_Assigned task_.
Exclude the pictures; give every entry again exactly as written.

_Input material_.
──────

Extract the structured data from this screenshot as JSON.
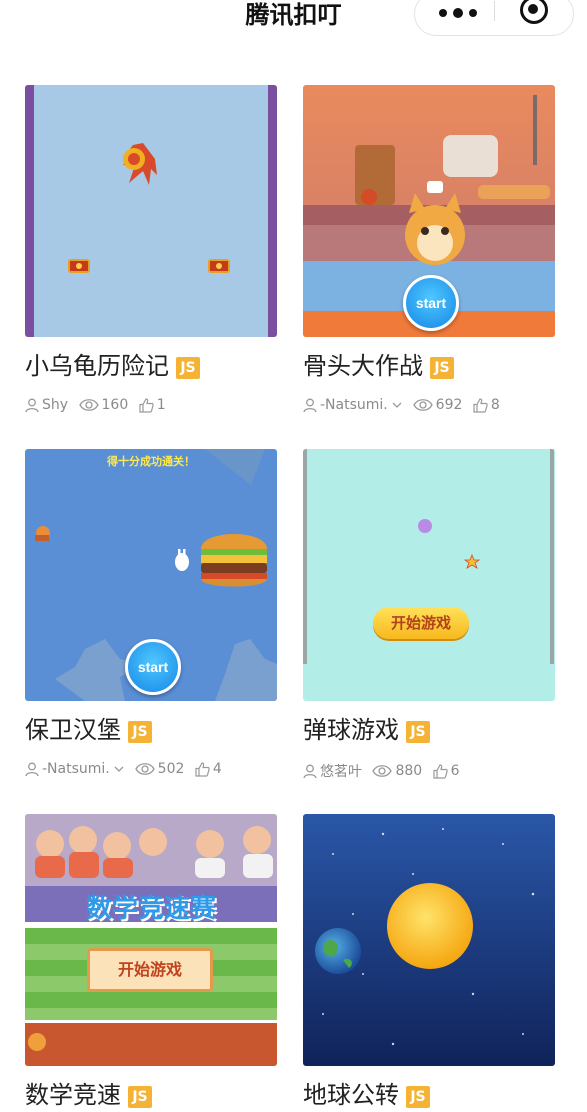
{
  "header": {
    "title": "腾讯扣叮"
  },
  "games": [
    {
      "name": "小乌龟历险记",
      "badge": "JS",
      "author": "Shy",
      "author_dropdown": false,
      "views": "160",
      "likes": "1"
    },
    {
      "name": "骨头大作战",
      "badge": "JS",
      "author": "-Natsumi.",
      "author_dropdown": true,
      "views": "692",
      "likes": "8"
    },
    {
      "name": "保卫汉堡",
      "badge": "JS",
      "author": "-Natsumi.",
      "author_dropdown": true,
      "views": "502",
      "likes": "4",
      "thumb_text": "得十分成功通关！"
    },
    {
      "name": "弹球游戏",
      "badge": "JS",
      "author": "悠茗叶",
      "author_dropdown": false,
      "views": "880",
      "likes": "6"
    },
    {
      "name": "数学竞速",
      "badge": "JS",
      "thumb_title": "数学竞速赛"
    },
    {
      "name": "地球公转",
      "badge": "JS"
    }
  ],
  "thumbs": {
    "start_label": "start",
    "start_game_label": "开始游戏"
  },
  "colors": {
    "badge": "#f5b335",
    "meta_text": "#8a8a8a",
    "start_blue": "#1587e6"
  },
  "icons": {
    "user": "person-outline-icon",
    "views": "eye-icon",
    "likes": "thumbs-up-icon"
  }
}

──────

_Response to the task_.
Extract the structured data from this screenshot as JSON.
{
  "header": {
    "title": "腾讯扣叮"
  },
  "games": [
    {
      "name": "小乌龟历险记",
      "badge": "JS",
      "author": "Shy",
      "author_dropdown": false,
      "views": "160",
      "likes": "1"
    },
    {
      "name": "骨头大作战",
      "badge": "JS",
      "author": "-Natsumi.",
      "author_dropdown": true,
      "views": "692",
      "likes": "8"
    },
    {
      "name": "保卫汉堡",
      "badge": "JS",
      "author": "-Natsumi.",
      "author_dropdown": true,
      "views": "502",
      "likes": "4",
      "thumb_text": "得十分成功通关！"
    },
    {
      "name": "弹球游戏",
      "badge": "JS",
      "author": "悠茗叶",
      "author_dropdown": false,
      "views": "880",
      "likes": "6"
    },
    {
      "name": "数学竞速",
      "badge": "JS",
      "thumb_title": "数学竞速赛"
    },
    {
      "name": "地球公转",
      "badge": "JS"
    }
  ],
  "thumbs": {
    "start_label": "start",
    "start_game_label": "开始游戏"
  },
  "colors": {
    "badge": "#f5b335",
    "meta_text": "#8a8a8a",
    "start_blue": "#1587e6"
  },
  "icons": {
    "user": "person-outline-icon",
    "views": "eye-icon",
    "likes": "thumbs-up-icon"
  }
}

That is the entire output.